─── Supplied data

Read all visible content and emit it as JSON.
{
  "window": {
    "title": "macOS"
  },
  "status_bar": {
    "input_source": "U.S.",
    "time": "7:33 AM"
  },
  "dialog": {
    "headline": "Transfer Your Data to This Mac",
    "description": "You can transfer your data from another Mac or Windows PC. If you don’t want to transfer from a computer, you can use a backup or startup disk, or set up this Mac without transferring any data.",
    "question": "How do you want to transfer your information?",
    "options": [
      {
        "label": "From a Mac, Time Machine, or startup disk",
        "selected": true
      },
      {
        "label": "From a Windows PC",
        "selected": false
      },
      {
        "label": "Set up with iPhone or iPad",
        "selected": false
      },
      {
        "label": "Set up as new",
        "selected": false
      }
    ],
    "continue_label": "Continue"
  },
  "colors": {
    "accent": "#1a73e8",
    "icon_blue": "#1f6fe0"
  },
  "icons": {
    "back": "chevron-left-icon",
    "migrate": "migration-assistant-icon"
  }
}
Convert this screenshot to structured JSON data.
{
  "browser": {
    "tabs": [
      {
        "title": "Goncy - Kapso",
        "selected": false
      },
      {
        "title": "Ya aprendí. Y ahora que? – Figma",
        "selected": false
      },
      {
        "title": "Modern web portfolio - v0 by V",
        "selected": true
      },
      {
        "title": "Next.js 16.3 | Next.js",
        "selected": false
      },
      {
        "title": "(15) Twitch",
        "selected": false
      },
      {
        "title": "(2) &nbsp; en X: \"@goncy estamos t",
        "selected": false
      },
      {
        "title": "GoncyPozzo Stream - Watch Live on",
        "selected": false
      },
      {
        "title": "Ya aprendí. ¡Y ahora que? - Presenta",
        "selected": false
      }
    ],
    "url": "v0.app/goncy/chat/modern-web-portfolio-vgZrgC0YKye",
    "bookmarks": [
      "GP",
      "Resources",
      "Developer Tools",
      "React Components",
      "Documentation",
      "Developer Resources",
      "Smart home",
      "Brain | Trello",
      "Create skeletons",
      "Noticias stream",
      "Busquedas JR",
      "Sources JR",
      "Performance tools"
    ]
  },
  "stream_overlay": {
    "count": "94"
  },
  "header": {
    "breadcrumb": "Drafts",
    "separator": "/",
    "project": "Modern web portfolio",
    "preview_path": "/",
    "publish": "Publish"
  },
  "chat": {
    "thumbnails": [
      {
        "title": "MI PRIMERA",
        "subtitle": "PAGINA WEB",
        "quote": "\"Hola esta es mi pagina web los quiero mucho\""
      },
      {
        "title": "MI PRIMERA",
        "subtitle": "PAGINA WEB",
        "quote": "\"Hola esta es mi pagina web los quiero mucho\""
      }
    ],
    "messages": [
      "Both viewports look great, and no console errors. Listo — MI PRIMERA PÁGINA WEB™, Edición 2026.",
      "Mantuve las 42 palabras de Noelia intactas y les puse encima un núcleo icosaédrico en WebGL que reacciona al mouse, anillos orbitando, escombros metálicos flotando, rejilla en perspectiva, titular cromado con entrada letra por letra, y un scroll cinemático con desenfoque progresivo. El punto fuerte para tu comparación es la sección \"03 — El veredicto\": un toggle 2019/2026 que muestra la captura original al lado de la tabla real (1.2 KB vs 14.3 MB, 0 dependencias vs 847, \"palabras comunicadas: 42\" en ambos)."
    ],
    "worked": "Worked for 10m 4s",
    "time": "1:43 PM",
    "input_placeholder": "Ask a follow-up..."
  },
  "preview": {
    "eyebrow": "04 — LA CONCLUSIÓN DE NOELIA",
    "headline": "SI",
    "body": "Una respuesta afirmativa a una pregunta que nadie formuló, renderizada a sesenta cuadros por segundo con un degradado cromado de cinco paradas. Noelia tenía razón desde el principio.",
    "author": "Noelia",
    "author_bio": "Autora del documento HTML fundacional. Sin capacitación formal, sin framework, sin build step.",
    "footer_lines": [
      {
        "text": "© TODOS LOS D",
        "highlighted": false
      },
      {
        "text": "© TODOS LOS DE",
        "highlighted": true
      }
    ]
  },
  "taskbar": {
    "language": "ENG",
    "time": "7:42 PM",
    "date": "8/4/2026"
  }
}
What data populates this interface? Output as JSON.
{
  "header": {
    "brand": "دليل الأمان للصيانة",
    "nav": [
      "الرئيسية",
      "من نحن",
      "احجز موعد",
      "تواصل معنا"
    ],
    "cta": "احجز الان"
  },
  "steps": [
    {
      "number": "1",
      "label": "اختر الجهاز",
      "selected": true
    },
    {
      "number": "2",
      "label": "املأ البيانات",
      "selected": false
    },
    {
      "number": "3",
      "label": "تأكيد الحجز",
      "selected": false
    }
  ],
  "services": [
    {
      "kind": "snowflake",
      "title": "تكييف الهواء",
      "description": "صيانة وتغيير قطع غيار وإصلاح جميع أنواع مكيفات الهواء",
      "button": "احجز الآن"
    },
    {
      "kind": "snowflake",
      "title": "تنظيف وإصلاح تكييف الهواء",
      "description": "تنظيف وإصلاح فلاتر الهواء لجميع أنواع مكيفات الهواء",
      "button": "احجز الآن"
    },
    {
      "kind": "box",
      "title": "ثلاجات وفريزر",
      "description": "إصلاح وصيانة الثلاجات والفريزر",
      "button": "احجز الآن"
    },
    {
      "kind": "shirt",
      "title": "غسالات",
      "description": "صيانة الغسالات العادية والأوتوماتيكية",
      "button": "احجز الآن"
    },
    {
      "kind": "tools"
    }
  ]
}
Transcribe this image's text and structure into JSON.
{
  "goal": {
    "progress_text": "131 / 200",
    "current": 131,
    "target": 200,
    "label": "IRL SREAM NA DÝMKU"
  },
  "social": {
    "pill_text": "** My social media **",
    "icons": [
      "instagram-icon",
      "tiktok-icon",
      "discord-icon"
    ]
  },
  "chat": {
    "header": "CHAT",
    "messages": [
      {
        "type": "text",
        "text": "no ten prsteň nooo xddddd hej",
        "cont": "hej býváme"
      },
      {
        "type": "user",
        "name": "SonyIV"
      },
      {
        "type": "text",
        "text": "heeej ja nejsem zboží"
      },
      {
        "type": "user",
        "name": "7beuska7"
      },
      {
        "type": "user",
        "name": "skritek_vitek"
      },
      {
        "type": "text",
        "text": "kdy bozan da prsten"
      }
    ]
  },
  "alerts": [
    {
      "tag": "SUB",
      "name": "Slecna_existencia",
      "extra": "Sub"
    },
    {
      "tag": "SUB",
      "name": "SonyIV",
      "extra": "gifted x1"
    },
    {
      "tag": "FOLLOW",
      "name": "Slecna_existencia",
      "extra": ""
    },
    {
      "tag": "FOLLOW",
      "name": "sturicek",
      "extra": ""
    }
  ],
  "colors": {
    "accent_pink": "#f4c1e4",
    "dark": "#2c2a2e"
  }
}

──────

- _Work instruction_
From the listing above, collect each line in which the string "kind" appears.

- _Written solution_
      "kind": "snowflake",
      "kind": "snowflake",
      "kind": "box",
      "kind": "shirt",
      "kind": "tools"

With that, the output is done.